▶ _Task objective_: Please filter the entries and return only the lines that include "into".

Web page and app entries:
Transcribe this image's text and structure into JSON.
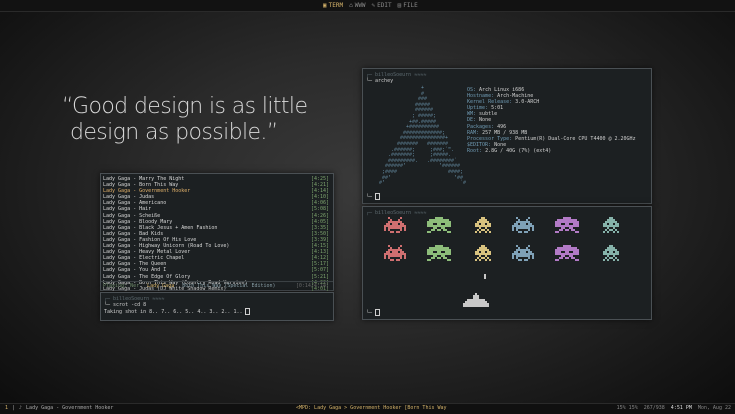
{
  "topbar": {
    "tabs": [
      {
        "label": "TERM",
        "icon": "terminal-icon",
        "active": true
      },
      {
        "label": "WWW",
        "icon": "globe-icon",
        "active": false
      },
      {
        "label": "EDIT",
        "icon": "pencil-icon",
        "active": false
      },
      {
        "label": "FILE",
        "icon": "folder-icon",
        "active": false
      }
    ]
  },
  "quote": {
    "line1": "“Good design is as little",
    "line2": "design as possible.”"
  },
  "playlist": {
    "rows": [
      {
        "title": "Lady Gaga - Marry The Night",
        "time": "[4:25]"
      },
      {
        "title": "Lady Gaga - Born This Way",
        "time": "[4:21]"
      },
      {
        "title": "Lady Gaga - Government Hooker",
        "time": "[4:14]",
        "highlight": true
      },
      {
        "title": "Lady Gaga - Judas",
        "time": "[4:10]"
      },
      {
        "title": "Lady Gaga - Americano",
        "time": "[4:06]"
      },
      {
        "title": "Lady Gaga - Hair",
        "time": "[5:08]"
      },
      {
        "title": "Lady Gaga - Scheiße",
        "time": "[4:26]"
      },
      {
        "title": "Lady Gaga - Bloody Mary",
        "time": "[4:05]"
      },
      {
        "title": "Lady Gaga - Black Jesus + Amen Fashion",
        "time": "[3:35]"
      },
      {
        "title": "Lady Gaga - Bad Kids",
        "time": "[3:50]"
      },
      {
        "title": "Lady Gaga - Fashion Of His Love",
        "time": "[3:39]"
      },
      {
        "title": "Lady Gaga - Highway Unicorn (Road To Love)",
        "time": "[4:15]"
      },
      {
        "title": "Lady Gaga - Heavy Metal Lover",
        "time": "[4:13]"
      },
      {
        "title": "Lady Gaga - Electric Chapel",
        "time": "[4:12]"
      },
      {
        "title": "Lady Gaga - The Queen",
        "time": "[5:17]"
      },
      {
        "title": "Lady Gaga - You And I",
        "time": "[5:07]"
      },
      {
        "title": "Lady Gaga - The Edge Of Glory",
        "time": "[5:21]"
      },
      {
        "title": "Lady Gaga - Born This Way (Country Road Version)",
        "time": "[4:22]"
      },
      {
        "title": "Lady Gaga - Judas (DJ White Shadow Remix)",
        "time": "[4:01]"
      }
    ],
    "status": {
      "label": "Playing: Ner",
      "artist": "Lady Gaga",
      "album": "Born This Way (Special Edition)",
      "position": "[0:14/4:14]"
    }
  },
  "scrot": {
    "prompt": "┌─ billeoSoeurn ≈≈≈≈",
    "command": "└─ scrot -cd 8",
    "output": "Taking shot in 8.. 7.. 6.. 5.. 4.. 3.. 2.. 1.. "
  },
  "archey": {
    "prompt": "┌─ billeoSoeurn ≈≈≈≈",
    "command": "└─ archey",
    "footer": "└─ ",
    "logo": "                +\n                #\n               ###\n              #####\n              ######\n             ; #####;\n            +##.#####\n           +##########\n          #############;\n         ###############+\n        #######   #######\n      .######;     ;###;`\".\n     .#######;     ;#####.\n     #########.   .########`\n    ######'           '######\n   ;####                 ####;\n   ##'                     '##\n  #'                         `#",
    "info": [
      {
        "key": "OS:",
        "value": "Arch Linux i686"
      },
      {
        "key": "Hostname:",
        "value": "Arch-Machine"
      },
      {
        "key": "Kernel Release:",
        "value": "3.0-ARCH"
      },
      {
        "key": "Uptime:",
        "value": "5:01"
      },
      {
        "key": "WM:",
        "value": "subtle"
      },
      {
        "key": "DE:",
        "value": "None"
      },
      {
        "key": "Packages:",
        "value": "496"
      },
      {
        "key": "RAM:",
        "value": "257 MB / 938 MB"
      },
      {
        "key": "Processor Type:",
        "value": "Pentium(R) Dual-Core CPU T4400 @ 2.20GHz"
      },
      {
        "key": "$EDITOR:",
        "value": "None"
      },
      {
        "key": "Root:",
        "value": "2.8G / 40G (7%) (ext4)"
      }
    ]
  },
  "invaders": {
    "prompt": "┌─ billeoSoeurn ≈≈≈≈",
    "footer": "└─ ",
    "colors": [
      "#cf6f70",
      "#8dbd7a",
      "#d8c27f",
      "#7fa1b7",
      "#b27ac6",
      "#86b3aa"
    ],
    "player_color": "#c8c8c8"
  },
  "bottombar": {
    "left_ws": "1",
    "left_sep": "|",
    "left_icon": "♪",
    "left_text": "Lady Gaga - Government Hooker",
    "mid": "<MPD: Lady Gaga > Government Hooker [Born This Way",
    "cpu": "15% 15%",
    "mem": "267/938",
    "time": "4:51 PM",
    "date": "Mon, Aug 22"
  }
}
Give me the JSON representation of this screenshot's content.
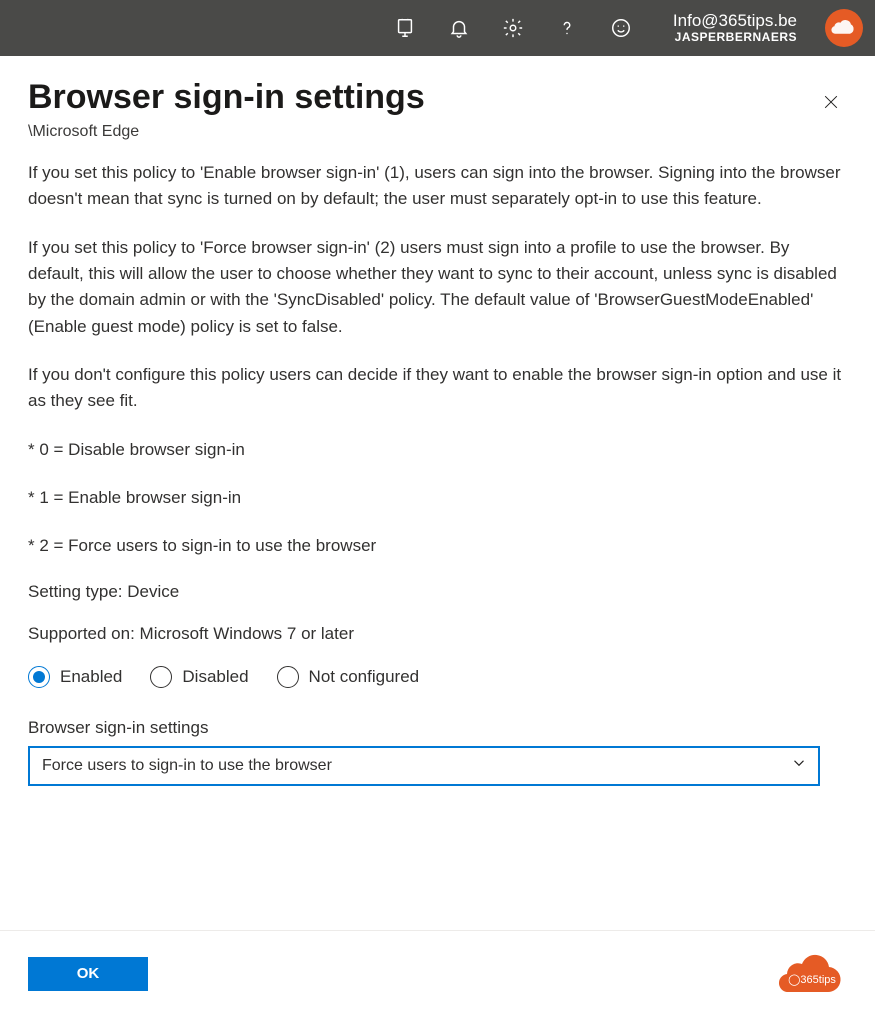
{
  "header": {
    "user_email": "Info@365tips.be",
    "tenant": "JASPERBERNAERS"
  },
  "panel": {
    "title": "Browser sign-in settings",
    "breadcrumb": "\\Microsoft Edge"
  },
  "description": {
    "p1": "If you set this policy to 'Enable browser sign-in' (1), users can sign into the browser. Signing into the browser doesn't mean that sync is turned on by default; the user must separately opt-in to use this feature.",
    "p2": "If you set this policy to 'Force browser sign-in' (2) users must sign into a profile to use the browser. By default, this will allow the user to choose whether they want to sync to their account, unless sync is disabled by the domain admin or with the 'SyncDisabled' policy. The default value of 'BrowserGuestModeEnabled' (Enable guest mode) policy is set to false.",
    "p3": "If you don't configure this policy users can decide if they want to enable the browser sign-in option and use it as they see fit.",
    "opt0": "* 0 = Disable browser sign-in",
    "opt1": "* 1 = Enable browser sign-in",
    "opt2": "* 2 = Force users to sign-in to use the browser",
    "setting_type": "Setting type: Device",
    "supported_on": "Supported on: Microsoft Windows 7 or later"
  },
  "radios": {
    "enabled": "Enabled",
    "disabled": "Disabled",
    "not_configured": "Not configured",
    "selected": "enabled"
  },
  "dropdown": {
    "label": "Browser sign-in settings",
    "value": "Force users to sign-in to use the browser"
  },
  "footer": {
    "ok": "OK",
    "brand": "365tips"
  },
  "colors": {
    "accent": "#0078d4",
    "brand": "#e55b25",
    "topbar": "#4a4a48"
  }
}
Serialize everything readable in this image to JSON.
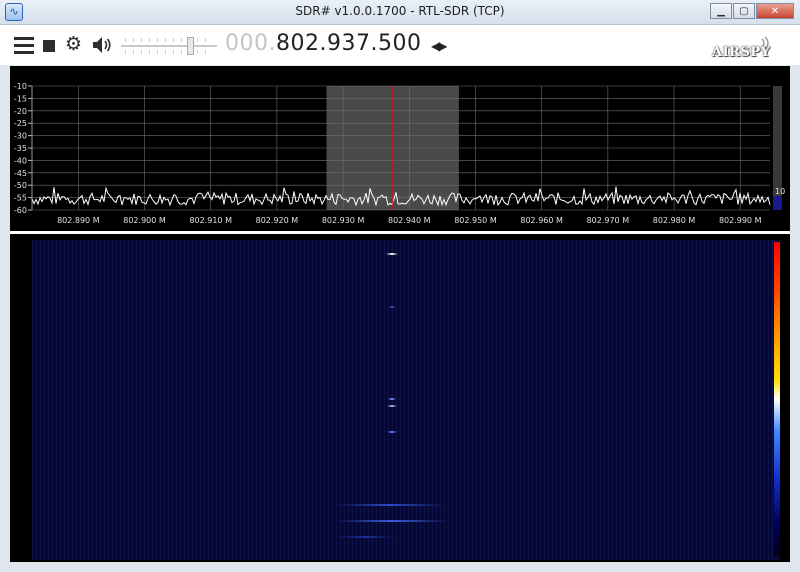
{
  "window": {
    "title": "SDR# v1.0.0.1700 - RTL-SDR (TCP)",
    "minimize_label": "▁",
    "maximize_label": "▢",
    "close_label": "✕"
  },
  "toolbar": {
    "menu_icon": "menu-icon",
    "stop_icon": "stop-icon",
    "settings_icon": "gear-icon",
    "audio_icon": "speaker-icon",
    "frequency_dim": "000.",
    "frequency_bright": "802.937.500",
    "frequency_arrows": "◀▶",
    "logo": "AIRSPY"
  },
  "spectrum": {
    "y_ticks": [
      "-10",
      "-15",
      "-20",
      "-25",
      "-30",
      "-35",
      "-40",
      "-45",
      "-50",
      "-55",
      "-60"
    ],
    "x_ticks": [
      "802.890 M",
      "802.900 M",
      "802.910 M",
      "802.920 M",
      "802.930 M",
      "802.940 M",
      "802.950 M",
      "802.960 M",
      "802.970 M",
      "802.980 M",
      "802.990 M"
    ],
    "x_tick_values": [
      802.89,
      802.9,
      802.91,
      802.92,
      802.93,
      802.94,
      802.95,
      802.96,
      802.97,
      802.98,
      802.99
    ],
    "center_frequency_mhz": 802.9375,
    "filter_start_mhz": 802.9275,
    "filter_end_mhz": 802.9475,
    "x_range_mhz": [
      802.883,
      802.9945
    ],
    "y_range_db": [
      -60,
      -10
    ],
    "noise_floor_db": -55.5,
    "contrast_value": "10",
    "colors": {
      "background": "#000000",
      "grid": "#6e6e6e",
      "trace": "#ffffff",
      "filter": "#4a4a4a",
      "center": "#d01818"
    }
  },
  "waterfall": {
    "colors": {
      "background": "#05061f",
      "signal": "#ffffff"
    }
  }
}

▶ _Response for this exercise_:
Transcribe this image's text and structure into JSON.
    "p1": "If you set this policy to 'Enable browser sign-in' (1), users can sign into the browser. Signing into the browser doesn't mean that sync is turned on by default; the user must separately opt-in to use this feature.",
    "p2": "If you set this policy to 'Force browser sign-in' (2) users must sign into a profile to use the browser. By default, this will allow the user to choose whether they want to sync to their account, unless sync is disabled by the domain admin or with the 'SyncDisabled' policy. The default value of 'BrowserGuestModeEnabled' (Enable guest mode) policy is set to false.",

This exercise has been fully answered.